In the last stanza, the lyrical speaker talks to the kingdom calling it “O love”, evidently portraying the patriotism that is seen in every warrior and in every inhabitant of this kingdom. He tries to call for help, telling that their people are dying “in yon rich sky”, refering to the battlefield and the colorful sky, probably the colors that are seen in sunrise. In the second verse he keeps telling that people are dying everywhere and we can assume that this war is being lost, because of all the lost they had. The mention of the hills, the fields and the rivers are to show how the calm nature is disrupted by this war that is killing a big quantity of people. Then it continues saying that the echoes of the bugles are heard by everyone and that it will affect a lot of people and that it will become history, knowing that it will “roll from soul to soul”, giving the perception of infinity.

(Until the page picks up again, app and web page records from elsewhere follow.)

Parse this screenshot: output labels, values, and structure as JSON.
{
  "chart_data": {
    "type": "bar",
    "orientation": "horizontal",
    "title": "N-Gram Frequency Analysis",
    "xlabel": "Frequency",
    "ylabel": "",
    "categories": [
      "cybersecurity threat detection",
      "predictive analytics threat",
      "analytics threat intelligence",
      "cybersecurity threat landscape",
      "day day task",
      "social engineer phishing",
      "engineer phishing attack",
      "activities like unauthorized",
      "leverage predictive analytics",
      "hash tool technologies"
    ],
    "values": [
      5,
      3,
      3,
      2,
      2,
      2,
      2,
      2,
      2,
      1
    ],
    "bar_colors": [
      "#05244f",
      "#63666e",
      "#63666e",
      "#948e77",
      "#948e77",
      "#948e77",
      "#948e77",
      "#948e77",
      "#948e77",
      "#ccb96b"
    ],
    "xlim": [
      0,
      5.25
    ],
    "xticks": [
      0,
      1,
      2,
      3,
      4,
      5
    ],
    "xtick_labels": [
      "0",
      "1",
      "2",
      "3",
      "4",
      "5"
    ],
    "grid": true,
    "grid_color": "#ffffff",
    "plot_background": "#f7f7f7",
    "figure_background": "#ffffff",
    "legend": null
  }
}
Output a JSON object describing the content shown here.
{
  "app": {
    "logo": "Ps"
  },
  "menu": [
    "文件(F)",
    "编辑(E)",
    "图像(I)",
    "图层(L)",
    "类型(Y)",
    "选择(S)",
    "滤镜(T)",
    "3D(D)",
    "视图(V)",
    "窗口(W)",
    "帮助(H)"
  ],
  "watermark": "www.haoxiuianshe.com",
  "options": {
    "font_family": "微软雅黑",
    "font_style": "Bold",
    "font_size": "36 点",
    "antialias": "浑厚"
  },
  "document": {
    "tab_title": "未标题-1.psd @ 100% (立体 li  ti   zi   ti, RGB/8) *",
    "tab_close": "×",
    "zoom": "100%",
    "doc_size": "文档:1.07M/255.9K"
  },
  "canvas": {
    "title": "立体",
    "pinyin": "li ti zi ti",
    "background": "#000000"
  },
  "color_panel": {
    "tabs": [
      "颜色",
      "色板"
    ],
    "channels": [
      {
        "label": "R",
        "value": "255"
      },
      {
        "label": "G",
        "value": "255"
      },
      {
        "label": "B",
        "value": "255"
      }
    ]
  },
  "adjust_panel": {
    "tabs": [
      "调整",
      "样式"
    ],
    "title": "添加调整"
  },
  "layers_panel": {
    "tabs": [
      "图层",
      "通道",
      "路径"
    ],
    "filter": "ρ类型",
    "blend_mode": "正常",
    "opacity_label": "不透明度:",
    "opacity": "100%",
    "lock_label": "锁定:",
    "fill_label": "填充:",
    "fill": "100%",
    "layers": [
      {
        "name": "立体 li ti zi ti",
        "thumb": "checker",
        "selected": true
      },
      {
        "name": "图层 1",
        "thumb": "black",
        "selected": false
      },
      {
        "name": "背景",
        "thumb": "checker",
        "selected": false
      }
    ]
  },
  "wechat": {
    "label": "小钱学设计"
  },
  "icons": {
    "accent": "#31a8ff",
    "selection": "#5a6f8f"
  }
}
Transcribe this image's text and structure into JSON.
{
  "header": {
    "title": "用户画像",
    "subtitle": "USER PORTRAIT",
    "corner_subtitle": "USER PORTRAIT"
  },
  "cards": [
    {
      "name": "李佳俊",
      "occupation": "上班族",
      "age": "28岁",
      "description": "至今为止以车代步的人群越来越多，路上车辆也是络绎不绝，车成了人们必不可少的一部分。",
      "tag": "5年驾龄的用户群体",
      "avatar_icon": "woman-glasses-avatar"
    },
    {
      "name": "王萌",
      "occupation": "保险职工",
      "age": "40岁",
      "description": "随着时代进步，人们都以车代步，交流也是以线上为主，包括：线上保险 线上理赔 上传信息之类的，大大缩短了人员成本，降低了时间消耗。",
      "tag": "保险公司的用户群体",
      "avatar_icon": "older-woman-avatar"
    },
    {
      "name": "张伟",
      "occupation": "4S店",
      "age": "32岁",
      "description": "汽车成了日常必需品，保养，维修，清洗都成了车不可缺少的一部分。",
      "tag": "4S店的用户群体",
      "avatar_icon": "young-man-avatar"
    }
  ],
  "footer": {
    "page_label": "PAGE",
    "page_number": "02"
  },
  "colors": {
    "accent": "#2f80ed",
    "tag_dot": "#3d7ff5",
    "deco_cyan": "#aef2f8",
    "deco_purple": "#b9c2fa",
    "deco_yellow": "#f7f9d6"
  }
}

This idea is reinforced in the next verse that says that it will grow “for ever and for ever”, refering to the time this war will prevail in the mind of the people. This two repetitions are called diacopes. The alliteration used in this verses once again slows the pace, but in contrary with the other “calm verses”, this one is a little more chaotic that the other ones, beacuse this verses talk more about death and not about the calmness and perfectionism of the kingdom. For the last two verses, we can see that the help never arrived, because once again the wild echoes of the bugles are played, animalizing the echo. We can also assume that this war is over, because the answer of the echoes “dying, dying, dying” is the end of the poem, and therefore, the end of the war that we can not know if it was victory of defeat, but we can be sure that blood was spilled and that lives were taken.